Signs of Labor
As your due date draws near, you will feel mild contractions now and then. These help your cervix begin to efface (thin out) and dilate (open up). The cervix must be 100 percent effaced and fully dilated (10 centimeters) before your baby can leave your uterus. Here are ways you can tell if your labor is the real thing.
- Your upper and mid abdomen will tighten and relax. Discomfort is minor.
- Contractions start and stop with no pattern. Time between them does not shorten.
- Walking or other movements do not affect them. They might even slow down a bit.
- A full bladder or sudden movement by you or your baby may set off contractions.
- Your doctor or nurse midwife can see little to no change in your cervix.
- You are likely to feel contractions in the back, pelvis and or lower abdomen. They often start in back and sweep around to the front.
- Spacing is even. They become stronger, longer and closer together.
- Contractions often get stronger when you walk or do other mild activities.
- Your doctor or nurse midwife can see your cervix has begun to efface and dilate.
Concerns you should call about
Your baby should move often during the last few months. Call your doctor, midwife or Labor & Delivery if you notice these major changes:
- Your baby moves much less than he or she has in recent days or weeks.
- You cannot tell if your baby is moving at all.
Here are other reasons to get on the phone right away. Call your doctor, nurse midwife or Labor & Delivery at (608) 775-3167.
- You see bright red blood that looks like the start of your period.
- You gain a lot of weight all of a sudden.
- Your face, arms, hands, legs or feet are much more swollen and puffy than ever before.
- You have a severe headache that does not go away. Acetaminophen (Tylenol®) gives you no relief.
- You feel severe pain in your abdomen.
- You feel severe pain under your rib cage on the right side.
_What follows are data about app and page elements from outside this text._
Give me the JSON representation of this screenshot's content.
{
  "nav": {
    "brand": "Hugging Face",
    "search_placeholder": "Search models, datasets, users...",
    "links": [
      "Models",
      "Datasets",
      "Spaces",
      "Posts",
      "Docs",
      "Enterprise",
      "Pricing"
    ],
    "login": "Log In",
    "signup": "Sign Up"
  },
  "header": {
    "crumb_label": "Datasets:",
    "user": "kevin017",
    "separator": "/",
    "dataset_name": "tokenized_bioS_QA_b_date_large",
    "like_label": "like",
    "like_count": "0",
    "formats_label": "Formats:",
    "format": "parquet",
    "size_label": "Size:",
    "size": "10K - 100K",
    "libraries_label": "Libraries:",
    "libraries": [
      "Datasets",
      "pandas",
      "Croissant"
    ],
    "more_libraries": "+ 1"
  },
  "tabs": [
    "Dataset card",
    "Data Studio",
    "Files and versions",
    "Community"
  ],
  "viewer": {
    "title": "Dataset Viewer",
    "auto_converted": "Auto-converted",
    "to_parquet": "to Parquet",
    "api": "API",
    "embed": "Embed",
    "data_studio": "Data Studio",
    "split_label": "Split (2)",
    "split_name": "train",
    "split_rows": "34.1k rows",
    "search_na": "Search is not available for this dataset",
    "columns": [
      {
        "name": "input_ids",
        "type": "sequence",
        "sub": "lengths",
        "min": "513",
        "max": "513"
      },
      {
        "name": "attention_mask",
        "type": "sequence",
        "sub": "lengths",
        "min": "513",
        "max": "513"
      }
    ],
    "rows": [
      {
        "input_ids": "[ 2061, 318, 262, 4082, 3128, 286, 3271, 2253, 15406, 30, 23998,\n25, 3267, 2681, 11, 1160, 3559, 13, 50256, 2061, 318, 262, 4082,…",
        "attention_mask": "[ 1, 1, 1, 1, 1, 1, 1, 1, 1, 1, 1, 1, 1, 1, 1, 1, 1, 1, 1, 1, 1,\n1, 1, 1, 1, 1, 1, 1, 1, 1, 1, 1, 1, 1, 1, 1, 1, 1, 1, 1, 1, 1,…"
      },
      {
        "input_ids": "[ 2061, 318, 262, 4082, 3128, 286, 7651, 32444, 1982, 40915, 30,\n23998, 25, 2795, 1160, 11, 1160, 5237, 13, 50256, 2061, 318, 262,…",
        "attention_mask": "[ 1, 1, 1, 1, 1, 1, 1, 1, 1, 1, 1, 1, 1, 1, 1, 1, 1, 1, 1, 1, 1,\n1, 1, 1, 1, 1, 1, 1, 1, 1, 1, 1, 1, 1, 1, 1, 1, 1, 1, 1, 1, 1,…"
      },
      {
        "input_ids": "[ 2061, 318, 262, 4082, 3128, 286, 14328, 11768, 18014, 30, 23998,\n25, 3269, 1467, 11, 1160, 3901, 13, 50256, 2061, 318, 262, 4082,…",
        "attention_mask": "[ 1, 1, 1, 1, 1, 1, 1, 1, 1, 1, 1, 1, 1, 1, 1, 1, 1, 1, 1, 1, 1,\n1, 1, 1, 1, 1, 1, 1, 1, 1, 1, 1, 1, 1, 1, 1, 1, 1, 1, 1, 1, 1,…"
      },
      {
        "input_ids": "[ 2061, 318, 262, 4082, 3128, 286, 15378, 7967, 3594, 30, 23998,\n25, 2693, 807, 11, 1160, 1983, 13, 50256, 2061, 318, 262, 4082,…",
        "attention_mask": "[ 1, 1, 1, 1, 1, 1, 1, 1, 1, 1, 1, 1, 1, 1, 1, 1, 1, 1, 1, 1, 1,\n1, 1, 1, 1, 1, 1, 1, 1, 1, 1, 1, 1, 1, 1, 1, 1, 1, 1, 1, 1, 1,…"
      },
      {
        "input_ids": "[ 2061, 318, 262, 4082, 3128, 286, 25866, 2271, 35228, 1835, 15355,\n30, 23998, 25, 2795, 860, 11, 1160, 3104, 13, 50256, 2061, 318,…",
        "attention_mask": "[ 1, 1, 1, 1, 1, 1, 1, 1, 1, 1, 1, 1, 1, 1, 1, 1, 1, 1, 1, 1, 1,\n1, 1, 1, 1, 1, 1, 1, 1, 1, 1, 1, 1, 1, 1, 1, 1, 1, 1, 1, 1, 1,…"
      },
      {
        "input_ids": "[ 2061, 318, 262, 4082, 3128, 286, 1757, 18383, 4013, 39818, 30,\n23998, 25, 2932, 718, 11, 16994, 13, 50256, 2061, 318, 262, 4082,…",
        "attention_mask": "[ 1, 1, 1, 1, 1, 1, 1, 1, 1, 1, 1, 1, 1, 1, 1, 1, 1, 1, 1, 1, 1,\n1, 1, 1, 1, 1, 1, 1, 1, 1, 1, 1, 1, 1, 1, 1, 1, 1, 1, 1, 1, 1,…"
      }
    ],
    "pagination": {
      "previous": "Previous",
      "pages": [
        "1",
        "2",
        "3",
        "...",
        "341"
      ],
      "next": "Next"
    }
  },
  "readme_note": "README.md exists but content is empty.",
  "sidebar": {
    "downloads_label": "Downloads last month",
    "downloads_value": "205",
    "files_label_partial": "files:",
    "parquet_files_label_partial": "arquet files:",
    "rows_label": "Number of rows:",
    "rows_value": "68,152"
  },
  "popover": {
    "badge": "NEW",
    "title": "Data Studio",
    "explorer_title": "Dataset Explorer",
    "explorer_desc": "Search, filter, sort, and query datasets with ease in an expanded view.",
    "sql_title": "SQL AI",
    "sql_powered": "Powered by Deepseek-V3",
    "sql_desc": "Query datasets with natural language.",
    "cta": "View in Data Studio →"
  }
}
- Your vision gets dim or blurs. You see flashes of light or spots before your eyes.
- You vomit often and cannot seem to stop.
- You have chills or a fever of 101° F or higher.